Our users rarely want to add things in after export anyways. Instead they their save file within Buildbox to add features when needed.

If there’s a feature they want that can’t be found in the software, they typically discuss it in our forum. We then gauge feedback and add the most requested features.

Last year we added 80 completely new features to Buildbox after gathering feedback from the community.

buildbox export custom level design

How do you keep up with new versions of iOS and new additional features? Did the shift from Objective-C to Swift play a role in Buildbox’s code structure?

Keeping up with new iOS versions is typically not too hard, though sometimes they make major changes that cause some headaches with the development team.

We always download the betas as soon as they’re available and have a new update to Buildbox ready when the OS is officially released. Sometimes there’s no action needed for our customers. But in the rare case Apple makes a dynamic shift with a new versions of iOS, Buildbox users can simply load their save files and export their game again to be fully up-to-date.

The switch from Objective-C to Swift was a nonissue for us luckily. Apple is fully supporting Objective-C which our system is based around.

We are looking at Swift and might change strategies as the software grows.


Are there any unique lessons you’ve learned along the way since launching Buildbox? Have you learned anything about building a product, or about the mobile app marketplace?

There have been many lessons learned during the 15 months since we released Buildbox. We’ve shifted and evolved nearly every aspect of the company from our hiring practices to how we develop products.

But I think the most important lesson for people who are thinking about creating any product is to focus on the community.

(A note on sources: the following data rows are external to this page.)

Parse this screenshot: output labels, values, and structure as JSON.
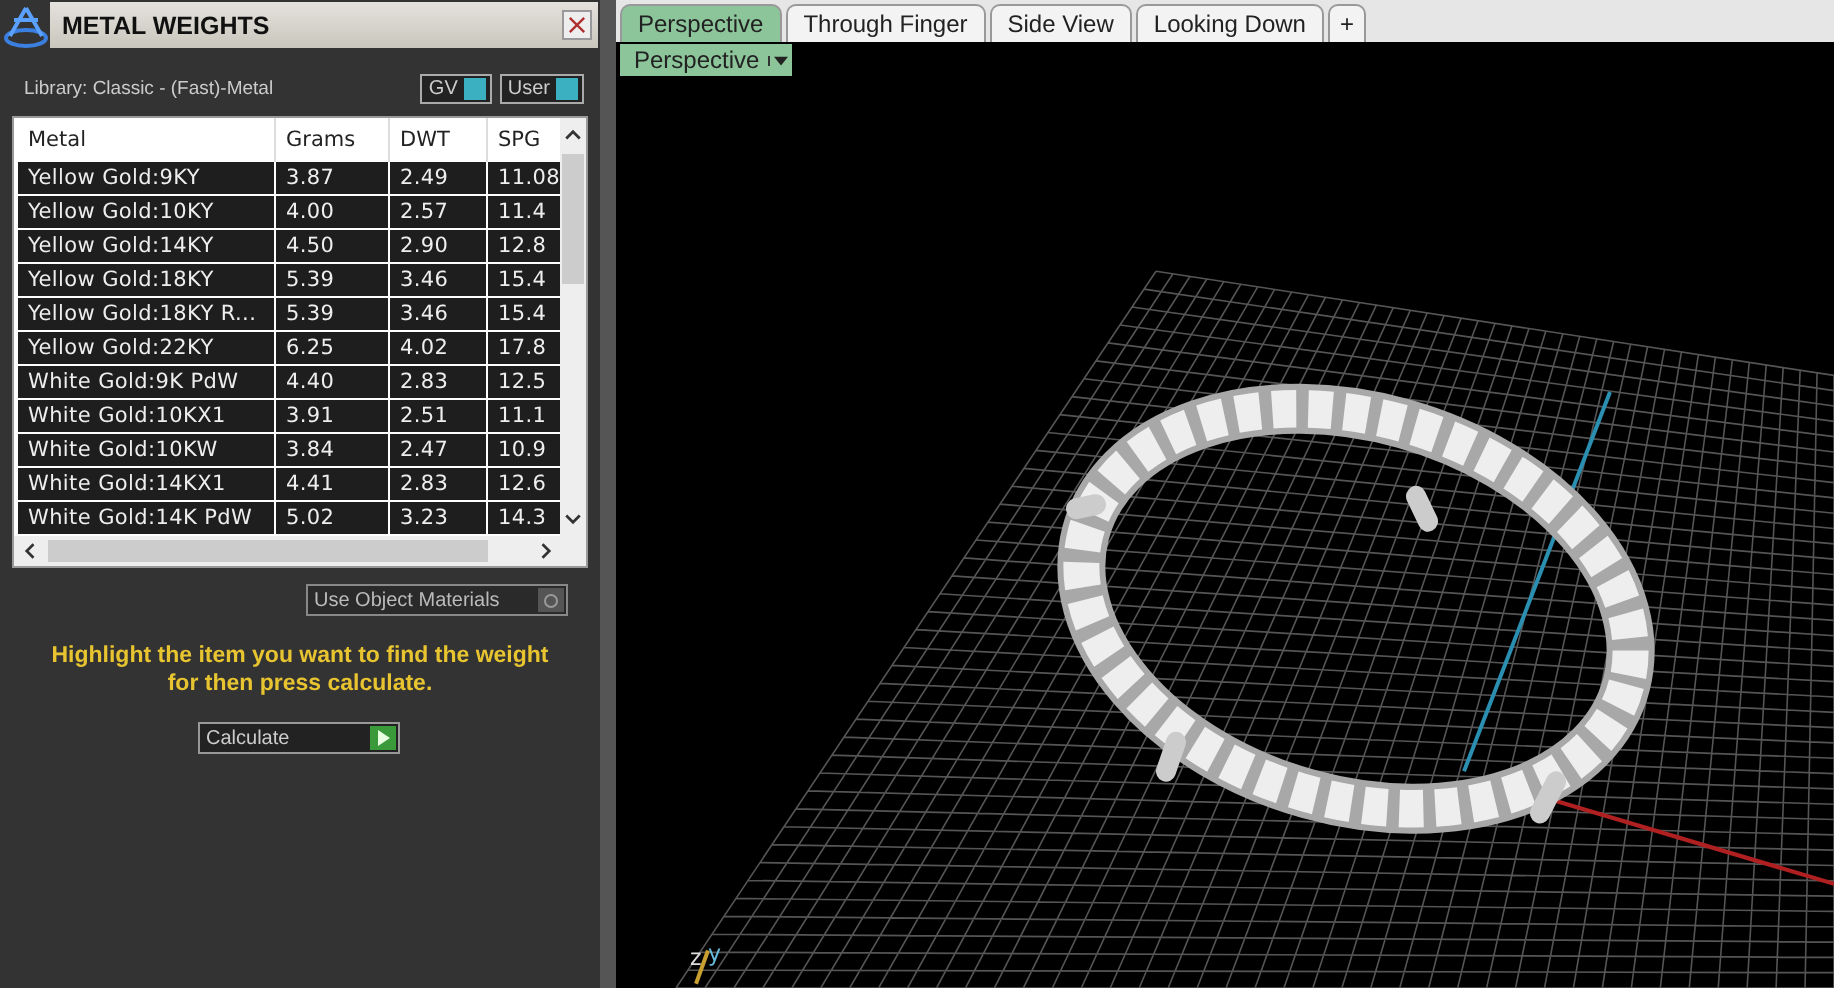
{
  "panel": {
    "title": "METAL WEIGHTS",
    "library": "Library: Classic - (Fast)-Metal",
    "toggles": [
      {
        "label": "GV",
        "on": true
      },
      {
        "label": "User",
        "on": true
      }
    ]
  },
  "table": {
    "columns": [
      "Metal",
      "Grams",
      "DWT",
      "SPG"
    ],
    "rows": [
      {
        "cells": [
          "Yellow Gold:9KY",
          "3.87",
          "2.49",
          "11.08"
        ]
      },
      {
        "cells": [
          "Yellow Gold:10KY",
          "4.00",
          "2.57",
          "11.4"
        ]
      },
      {
        "cells": [
          "Yellow Gold:14KY",
          "4.50",
          "2.90",
          "12.8"
        ]
      },
      {
        "cells": [
          "Yellow Gold:18KY",
          "5.39",
          "3.46",
          "15.4"
        ]
      },
      {
        "cells": [
          "Yellow Gold:18KY R...",
          "5.39",
          "3.46",
          "15.4"
        ]
      },
      {
        "cells": [
          "Yellow Gold:22KY",
          "6.25",
          "4.02",
          "17.8"
        ]
      },
      {
        "cells": [
          "White Gold:9K PdW",
          "4.40",
          "2.83",
          "12.5"
        ]
      },
      {
        "cells": [
          "White Gold:10KX1",
          "3.91",
          "2.51",
          "11.1"
        ]
      },
      {
        "cells": [
          "White Gold:10KW",
          "3.84",
          "2.47",
          "10.9"
        ]
      },
      {
        "cells": [
          "White Gold:14KX1",
          "4.41",
          "2.83",
          "12.6"
        ]
      },
      {
        "cells": [
          "White Gold:14K PdW",
          "5.02",
          "3.23",
          "14.3"
        ]
      }
    ]
  },
  "use_object_materials": {
    "label": "Use Object Materials",
    "checked": false
  },
  "hint": "Highlight the item you want to find the weight for then press calculate.",
  "calculate": {
    "label": "Calculate"
  },
  "viewport": {
    "tabs": [
      {
        "label": "Perspective",
        "selected": true
      },
      {
        "label": "Through Finger",
        "selected": false
      },
      {
        "label": "Side View",
        "selected": false
      },
      {
        "label": "Looking Down",
        "selected": false
      }
    ],
    "add_tab": "+",
    "view_dropdown": "Perspective",
    "axis_labels": [
      "z",
      "y"
    ]
  }
}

The first thing I do every morning is log into our support center and read tickets from customers. Then I head to the forum and scan messages from beta users to gauge product feedback.

This has been absolutely instrumental for us in so many ways.

When we are discussing the vision for the product or changes to our software, it’s always with the community in mind. And we don’t nail it every time. We screw up like everyone, but we learn from them through the process.

We find out what they really want from our software and then it’s our job to figure out unique ways to make that happen. We’ve seen many people grow their businesses with what we’ve created, and that’s the ultimate pay off.

buildbox2 screenshot 2.0

Lastly can you share any future plans or features Buildbox users may expect in the comings months/years?

Next month we release the biggest update to Buildbox yet: Buildbox 2.0.

There will be over 130 new additions and features to the software including a completely revamped user interface, multiple worlds, menu animations, and tons of options that greatly expand gameplay possibilities.

We’re fully focused on v2.0 right now, though always talking about the future.

I can’t discuss our specific plans but I will say we’re watching VR very closely.


Thanks to Trey for his time offering a look into this very powerful mobile game design software.

You can learn more about Buildbox on their website and keep up-to-date with their latest news on Twitter @buildboxcom. Trey also has a Twitter if you want to follow him @trey_smith.